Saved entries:
-------------------------

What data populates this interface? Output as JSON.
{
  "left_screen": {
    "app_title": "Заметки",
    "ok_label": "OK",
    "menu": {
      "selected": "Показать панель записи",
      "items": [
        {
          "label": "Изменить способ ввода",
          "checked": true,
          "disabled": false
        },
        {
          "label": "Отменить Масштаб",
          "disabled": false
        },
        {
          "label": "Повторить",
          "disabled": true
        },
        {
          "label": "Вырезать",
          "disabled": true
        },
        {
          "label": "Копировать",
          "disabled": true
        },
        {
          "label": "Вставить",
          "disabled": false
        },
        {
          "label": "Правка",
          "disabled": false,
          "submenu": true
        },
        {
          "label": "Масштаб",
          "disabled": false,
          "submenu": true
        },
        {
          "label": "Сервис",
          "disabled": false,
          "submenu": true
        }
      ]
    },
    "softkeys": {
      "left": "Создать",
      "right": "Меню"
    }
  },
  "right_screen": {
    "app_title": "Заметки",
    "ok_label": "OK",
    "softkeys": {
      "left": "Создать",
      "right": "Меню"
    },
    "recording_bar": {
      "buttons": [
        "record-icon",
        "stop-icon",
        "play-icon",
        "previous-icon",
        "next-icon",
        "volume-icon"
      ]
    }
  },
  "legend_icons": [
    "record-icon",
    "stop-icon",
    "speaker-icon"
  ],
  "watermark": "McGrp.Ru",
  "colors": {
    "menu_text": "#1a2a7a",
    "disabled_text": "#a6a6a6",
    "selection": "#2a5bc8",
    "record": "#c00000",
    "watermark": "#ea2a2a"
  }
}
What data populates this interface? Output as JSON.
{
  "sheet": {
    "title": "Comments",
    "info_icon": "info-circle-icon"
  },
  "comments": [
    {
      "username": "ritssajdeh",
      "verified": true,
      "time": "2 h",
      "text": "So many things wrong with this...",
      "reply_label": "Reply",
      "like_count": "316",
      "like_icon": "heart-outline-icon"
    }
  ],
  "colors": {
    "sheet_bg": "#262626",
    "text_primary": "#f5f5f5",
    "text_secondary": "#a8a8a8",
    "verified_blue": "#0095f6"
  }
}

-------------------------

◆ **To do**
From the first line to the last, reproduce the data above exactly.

◆ **Reply to the exercise**
What data populates this interface? Output as JSON.
{
  "left_screen": {
    "app_title": "Заметки",
    "ok_label": "OK",
    "menu": {
      "selected": "Показать панель записи",
      "items": [
        {
          "label": "Изменить способ ввода",
          "checked": true,
          "disabled": false
        },
        {
          "label": "Отменить Масштаб",
          "disabled": false
        },
        {
          "label": "Повторить",
          "disabled": true
        },
        {
          "label": "Вырезать",
          "disabled": true
        },
        {
          "label": "Копировать",
          "disabled": true
        },
        {
          "label": "Вставить",
          "disabled": false
        },
        {
          "label": "Правка",
          "disabled": false,
          "submenu": true
        },
        {
          "label": "Масштаб",
          "disabled": false,
          "submenu": true
        },
        {
          "label": "Сервис",
          "disabled": false,
          "submenu": true
        }
      ]
    },
    "softkeys": {
      "left": "Создать",
      "right": "Меню"
    }
  },
  "right_screen": {
    "app_title": "Заметки",
    "ok_label": "OK",
    "softkeys": {
      "left": "Создать",
      "right": "Меню"
    },
    "recording_bar": {
      "buttons": [
        "record-icon",
        "stop-icon",
        "play-icon",
        "previous-icon",
        "next-icon",
        "volume-icon"
      ]
    }
  },
  "legend_icons": [
    "record-icon",
    "stop-icon",
    "speaker-icon"
  ],
  "watermark": "McGrp.Ru",
  "colors": {
    "menu_text": "#1a2a7a",
    "disabled_text": "#a6a6a6",
    "selection": "#2a5bc8",
    "record": "#c00000",
    "watermark": "#ea2a2a"
  }
}
What data populates this interface? Output as JSON.
{
  "sheet": {
    "title": "Comments",
    "info_icon": "info-circle-icon"
  },
  "comments": [
    {
      "username": "ritssajdeh",
      "verified": true,
      "time": "2 h",
      "text": "So many things wrong with this...",
      "reply_label": "Reply",
      "like_count": "316",
      "like_icon": "heart-outline-icon"
    }
  ],
  "colors": {
    "sheet_bg": "#262626",
    "text_primary": "#f5f5f5",
    "text_secondary": "#a8a8a8",
    "verified_blue": "#0095f6"
  }
}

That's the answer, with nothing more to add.